“The stigma around drug use is a massive issue that is causing harm to real people,” Roo Parkhe, a SOL Collective outreach organizer and student at Temple University, told MTV News. “When you think of drug users as ordinary people, it makes it much more painful to consider the things that they are forced to endure. It also allows people to consider rehabilitation in a much more realistic light.”

Beyond fighting stigma, these community centers have been proven to greatly reduce drug overdoses in the areas they’ve been installed. According to a 2019 academic paper, a facility in Sydney, Australia, reported no deaths among 5,925 overdoses from 965,000 supervised injections from 2001 to 2015. Additionally, in Barcelona, Spain, a facility reported a 50 percent drop in overdose-related deaths between 1991 and 2008 after it introduced SCSs.

Ryan Marino, an emergency physician and medical toxicologist, told MTV News that SCSs would have the same result if implemented in the U.S. “These centers are equipped to give people who use drugs the resources to help them recover when they are ready,” he said. “Nobody can recover if they overdose by themselves, and it's much more difficult to recover without any resources in place.”

And while Americans may not have quite the same public affection for the sites as other nations, that could also be a matter of location, and of how close people are to the overdose epidemic. A 2018 study by Johns Hopkins University showed that only 29 percent of respondents supported legalizing SCSs in their communities and 39 percent supported legalizing syringe services programs in their communities. Meanwhile, 2019 research by Drexel University found that 90 percent of residents in Kensington, a North Philadelphia neighborhood disproportionately impacted by drug use, said they favored a SCS opening in their area.
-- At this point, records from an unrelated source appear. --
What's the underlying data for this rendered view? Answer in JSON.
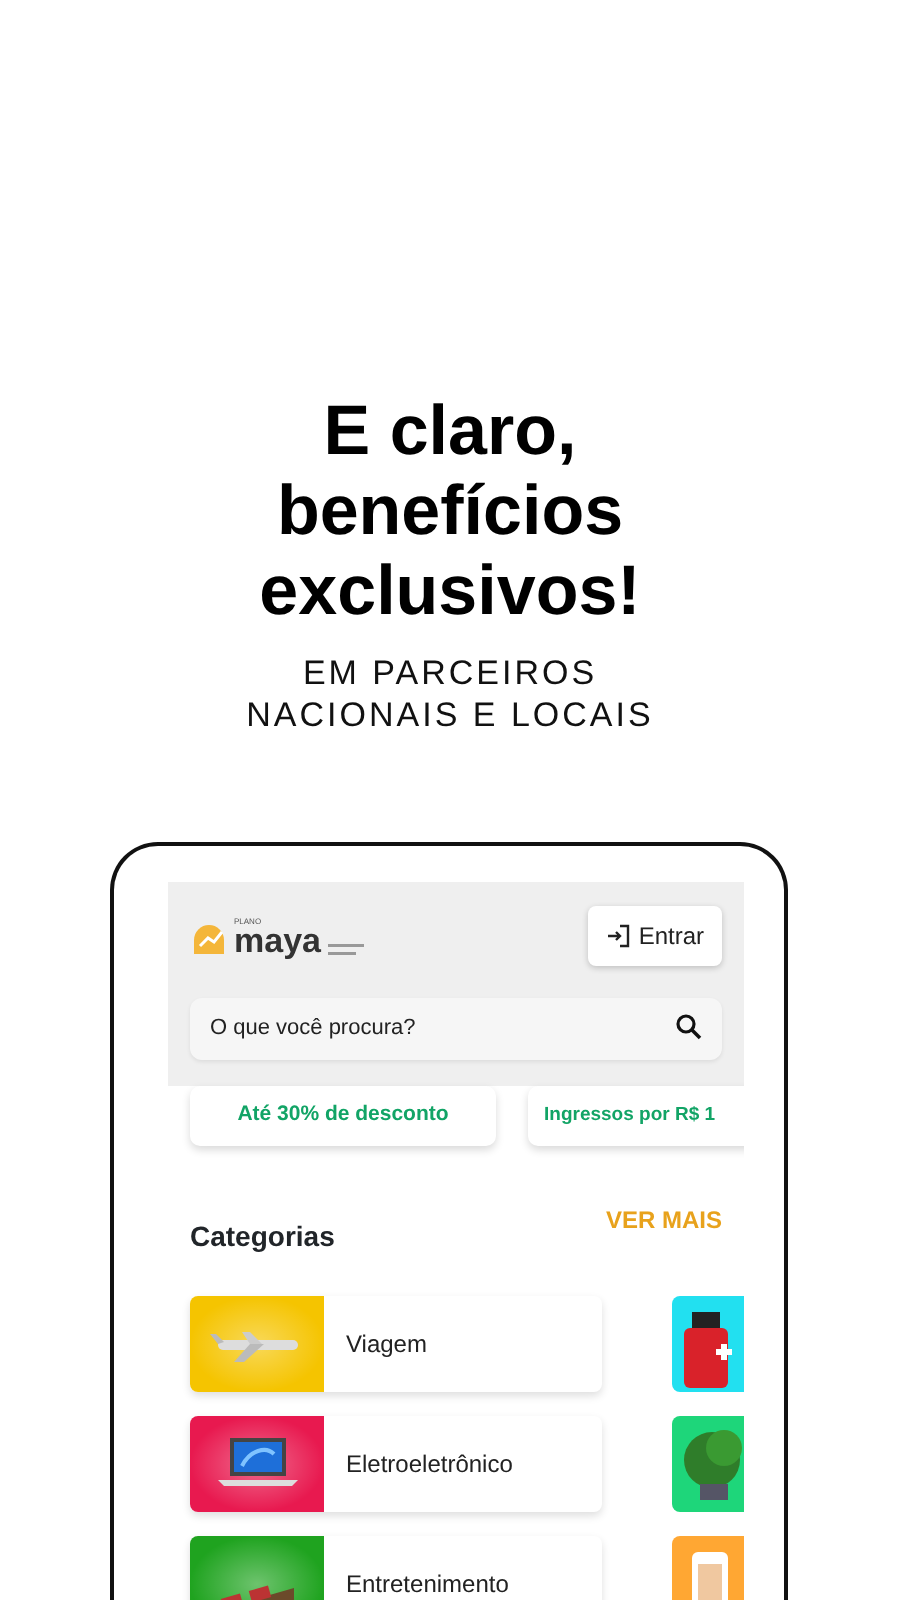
{
  "headline": {
    "lines": [
      "E claro,",
      "benefícios",
      "exclusivos!"
    ]
  },
  "subtitle": {
    "lines": [
      "EM PARCEIROS",
      "NACIONAIS E LOCAIS"
    ]
  },
  "app": {
    "logo": {
      "small": "PLANO",
      "name": "maya"
    },
    "login_button": "Entrar",
    "search": {
      "placeholder": "O que você procura?"
    },
    "promos": [
      "Até 30% de desconto",
      "Ingressos por R$ 1"
    ],
    "categories_title": "Categorias",
    "see_more": "VER MAIS",
    "categories": [
      {
        "label": "Viagem"
      },
      {
        "label": "Eletroeletrônico"
      },
      {
        "label": "Entretenimento"
      }
    ],
    "categories_right": [
      {
        "kind": "picture"
      },
      {
        "kind": "picture"
      },
      {
        "kind": "picture"
      }
    ]
  }
}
Another common criticism to SCSs is about public funds being used towards drug use. The reality is that taxpayers are already paying for needle-exchange programs and emergency medicine are also massive public expenses, though some insurances do cover both generic naloxone and Narcan. But these programs are also ultimately worth their cost: Research has shown that needle exchanges have produced an overall more healthful society by significantly reducing the spread of HIV and other blood-transmitted diseases, USA Today reported, and the WHO posits that 20,000 people might be kept alive every year if Narcan and naloxone were more readily available.

And although a legal SCS has yet to open in the U.S., that doesn’t mean folks haven’t tried: The mayor of Somerville, Massachusetts, plans to open a safe injection site next year, Utah lawmakers are planning to file bills to create SCSs, and in 2018, a nonprofit called Safehouse was planning to open an SCS in Philadelphia before facing legal issues including a lawsuit by the federal government.

Medical support may not serve as an immediate recovery fix, but as Marino said, “the alternative to a safe or supervised consumption site is an unsafe and unsupervised site.” While he still recommends that people carry and be trained in administering naloxone, he adds that “a much better solution would be making people safe before they overdose rather than trying to reverse the danger afterwards when it is often already too late.”

While the fight to legalize SCSs is still ongoing, it’s powerful that presidential candidates have taken stances in support of them. Not only does this help increase awareness of sensible drug policy, but it gives those living with opioid addiction a chance to recover.

“Right now, the [government’s] strategy is: make drugs illegal, clear camps out, and hope the drug users magically go away — this is not working,” Parkhe added. According to the Harvard Medical School, only 25 percent of methadone patients eventually abstain from opioid use; statistics like those suggest that perhaps it’s time to invest in alternative treatments, if the old way just isn’t working. “SCSs are a step in the right direction as far as treating addiction like a disease, treating drug users like human beings, and making communities a safer place.”